Rural Missouri - October 2010 - (Page 10)

Right: Greg and Janice Dailey of Potosi test their horses on the Berryman Trail at one of the more scenics spots on the 24-mile loop. Avid trail riders, the two were experiencing the Berryman Trail for the fi rst time. Below: Joe and Lane Wilson of Rolla spent their afternoon biking the trail on a beautiful end-of-summer day. The father and son were surprised by how few people they encountered during their ride. The trail is open to hikers, mountain bikers and equestrians but is closed to motorized vehicles. Good times on the Berryman Trail Trail built in the 1930s still challenges outdoor enthusiasts by Jim McCarty about their future. Most were away from home for the fi rst time, learning to live among strangers, hopeful for a better future. Their new home was a cluster of barracks constructed in 1937 near a wide spot in the road called Berryman, located halfway between Steelville and Potosi. T They were the Civilian Conservation Corps (CCC), a legion of outof-work young men backed by one of President Franklin D. Roosevelt’s New Deal programs designed to put the nation back on its feet during the Great Depression. These “CCC boys” learned new skills as they built state park lodges, constructed roads and planted thousands of trees. At Berryman, they designed a trail that snaked 24 miles along ridgelines, through damp bottomlands and over steep hills in a loop that begins and ends where their camp was located. Today, nearly 75 years later, the Berry- 10 hey came from all over Missouri, scared, hungry kids uncertain man Trail continues to challenge hikers, mountain bikers and horseback riders who seek the peace and quiet that can only come in the deep woods. A trip on the Berry- man Trail — whether walking, running, biking or riding a horse — can be a daunting if not rewarding undertaking. Besides its length, the trail features 3,200 feet of cumulative elevation gain, often quickly lost as the trail moves from hill to holler. Eroded sections expose jagged rocks and roots, while frequent creek crossings add squishy shoes to those on foot. There’s no drinkable water, save for the artesian well that fl ows from a pipe at one of the trail’s primitive camps. Throw in ticks, snakes, spider webs and the ever-present poison ivy, and it’s a wonder anyone ever ventures past the campgrounds. But venture here they do, often from as far away as Europe. Some come to test their metal against the rugged terrain. Others seek nature in all its glory. “We are getting quite a bit of use out here,” says Brian Merkel, who takes care of recreation and timber use for the U.S. Forest Service, which manages the trail and surrounding land. “Of course it’s a multi-use trail — hiking, biking and horse riding.” He relates some of the events scheduled for the trail: a work weekend sponsored by the Ozark Trail Association, an adventure race that will use the trail for its mountain bike portion and reunions and other family gatherings held in the pavilion at the Berryman Camp trailhead. “The equestrian groups have always been here,” he says. “And the mountain bike, that’s gained popularity in the recent past.
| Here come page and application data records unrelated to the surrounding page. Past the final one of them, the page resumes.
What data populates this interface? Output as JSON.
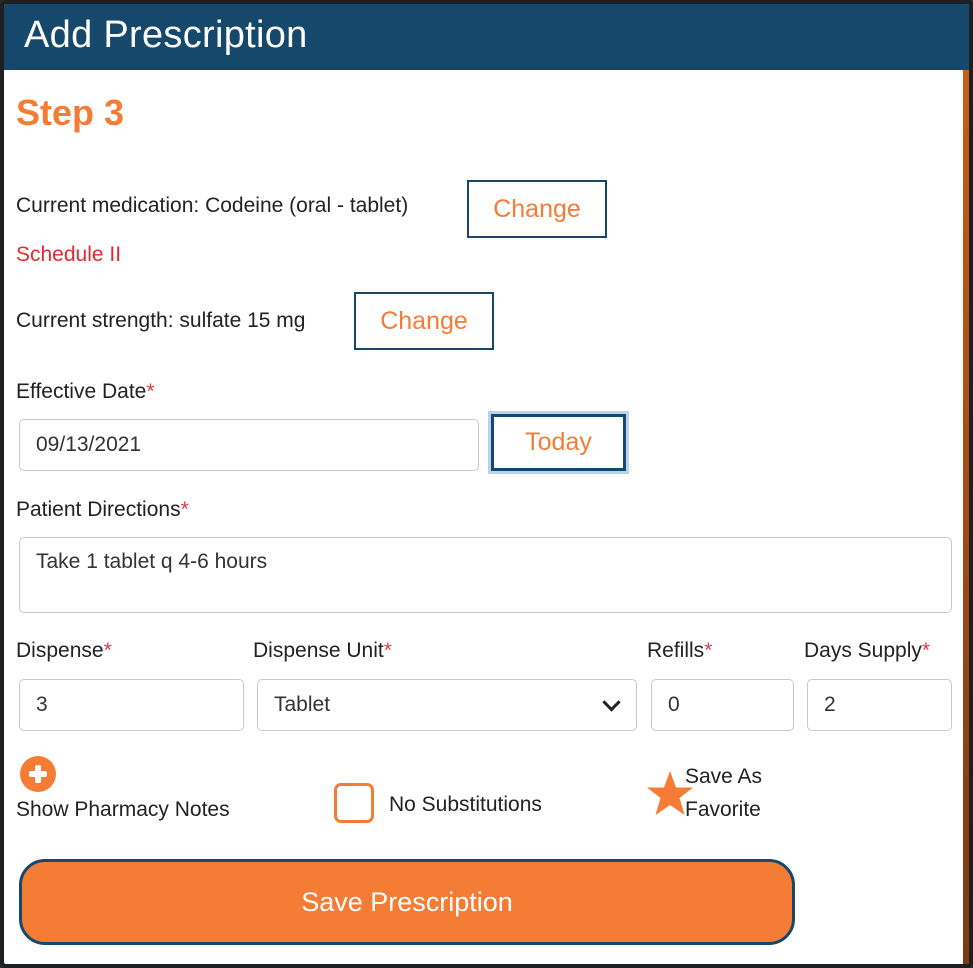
{
  "header": {
    "title": "Add Prescription"
  },
  "step_title": "Step 3",
  "medication": {
    "label": "Current medication: Codeine (oral - tablet)",
    "change_label": "Change",
    "schedule": "Schedule II"
  },
  "strength": {
    "label": "Current strength: sulfate 15 mg",
    "change_label": "Change"
  },
  "effective_date": {
    "label": "Effective Date",
    "required": "*",
    "value": "09/13/2021",
    "today_label": "Today"
  },
  "patient_directions": {
    "label": "Patient Directions",
    "required": "*",
    "value": "Take 1 tablet q 4-6 hours"
  },
  "dispense": {
    "label": "Dispense",
    "required": "*",
    "value": "3"
  },
  "dispense_unit": {
    "label": "Dispense Unit",
    "required": "*",
    "value": "Tablet"
  },
  "refills": {
    "label": "Refills",
    "required": "*",
    "value": "0"
  },
  "days_supply": {
    "label": "Days Supply",
    "required": "*",
    "value": "2"
  },
  "pharmacy_notes_label": "Show Pharmacy Notes",
  "no_substitutions_label": "No Substitutions",
  "favorite": {
    "line1": "Save As",
    "line2": "Favorite"
  },
  "save_button_label": "Save Prescription",
  "icons": {
    "add": "plus-circle-icon",
    "favorite": "star-icon",
    "dropdown": "chevron-down-icon"
  },
  "colors": {
    "header": "#16486c",
    "accent": "#f47c35",
    "schedule": "#e8272f"
  }
}
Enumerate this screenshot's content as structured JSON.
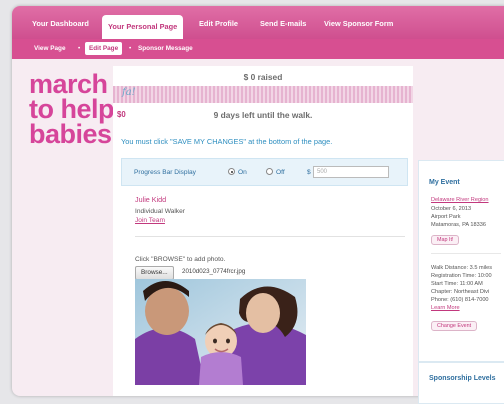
{
  "nav": {
    "tabs": [
      "Your Dashboard",
      "Your Personal Page",
      "Edit Profile",
      "Send E-mails",
      "View Sponsor Form"
    ]
  },
  "subnav": {
    "items": [
      "View Page",
      "Edit Page",
      "Sponsor Message"
    ],
    "separator": "•"
  },
  "logo": {
    "line1": "march",
    "line2": "to help",
    "line3": "babies"
  },
  "progress": {
    "raised_text": "$ 0 raised",
    "fill_fraction": 0,
    "script_label": "fa!",
    "amount_label": "$0",
    "days_left_text": "9 days left until the walk."
  },
  "notice": "You must click \"SAVE MY CHANGES\" at the bottom of the page.",
  "progress_display": {
    "label": "Progress Bar Display",
    "on_label": "On",
    "off_label": "Off",
    "currency": "$",
    "goal_value": "500"
  },
  "walker": {
    "name": "Julie Kidd",
    "type": "Individual Walker",
    "join_link": "Join Team"
  },
  "photo_upload": {
    "hint": "Click \"BROWSE\" to add photo.",
    "browse_label": "Browse...",
    "filename": "2010d023_0774frcr.jpg"
  },
  "event": {
    "title": "My Event",
    "region_link": "Delaware River Region",
    "date": "October 6, 2013",
    "location": "Airport Park",
    "city": "Matamoras, PA 18336",
    "map_button": "Map It!",
    "walk_distance": "Walk Distance: 3.5 miles",
    "registration_time": "Registration Time: 10:00",
    "start_time": "Start Time: 11:00 AM",
    "chapter": "Chapter: Northeast Divi",
    "phone": "Phone: (610) 814-7000",
    "learn_more": "Learn More",
    "change_event": "Change Event"
  },
  "sponsorship": {
    "title": "Sponsorship Levels"
  },
  "colors": {
    "brand_pink": "#d6459a",
    "nav_pink": "#d74f91",
    "link_blue": "#2f8fc0"
  }
}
And of course the hiker, you see lots of that, too. The trail makes a good loop around. For someone who wants a loop, it’s a nice trip.” Few people know the Berryman Trail as well as David White, the race director for the St. Louis Ultrarunners Group (SLUGs). Since 2000, he has organized an annual marathon and 50-mile endurance run on the trail. He also has a connection RURAL MISSOURI to the trail’s beginning. “The guy who could really tell you about this trail was my stepfather, Fred Brown,” says David, a Three Rivers Electric member from Chamois. “He was one of those kids who helped build it. He worked for the CCC back in the ’30s. He was 15 or 16 at the time.” While he’s covered the trail by foot, mountain bike and horse, David says he prefers running it. A decent trail runner can cover the 26.2-mile marathon course, augmented by a 1 mile out-and-back on a gravel road, in 5 to 6 hours. Ultrarunners doing the two-lap, 50-mile event must complete the course in 14 hours, which most do with an hour or two to spare. The course record is 6 hours and 33 minutes for the 50-mile, while an Indiana man ran the marathon in 3 hours and 11 minutes. In contrast, it takes most backpackers three days to tackle the loop. Berryman • Despite the challenging nature of this event, every year David turns away runners wanting to get in once the race meets its 150-runner cap. Participants have

Table of Contents for the Digital Edition of Rural Missouri - October 2010

Rural Missouri - October 2010
Good Times on the Berryman
Elk in Missouri?
Mail Bag
Right-of-Way Management
Out of the Way Eats
Live Like a Viking
Two Men and a Cave
Hearth and Home
News Briefs
Paddlin' for a Cure
Get in Touch with Ghosts
Around Missouri

Rural Missouri - October 2010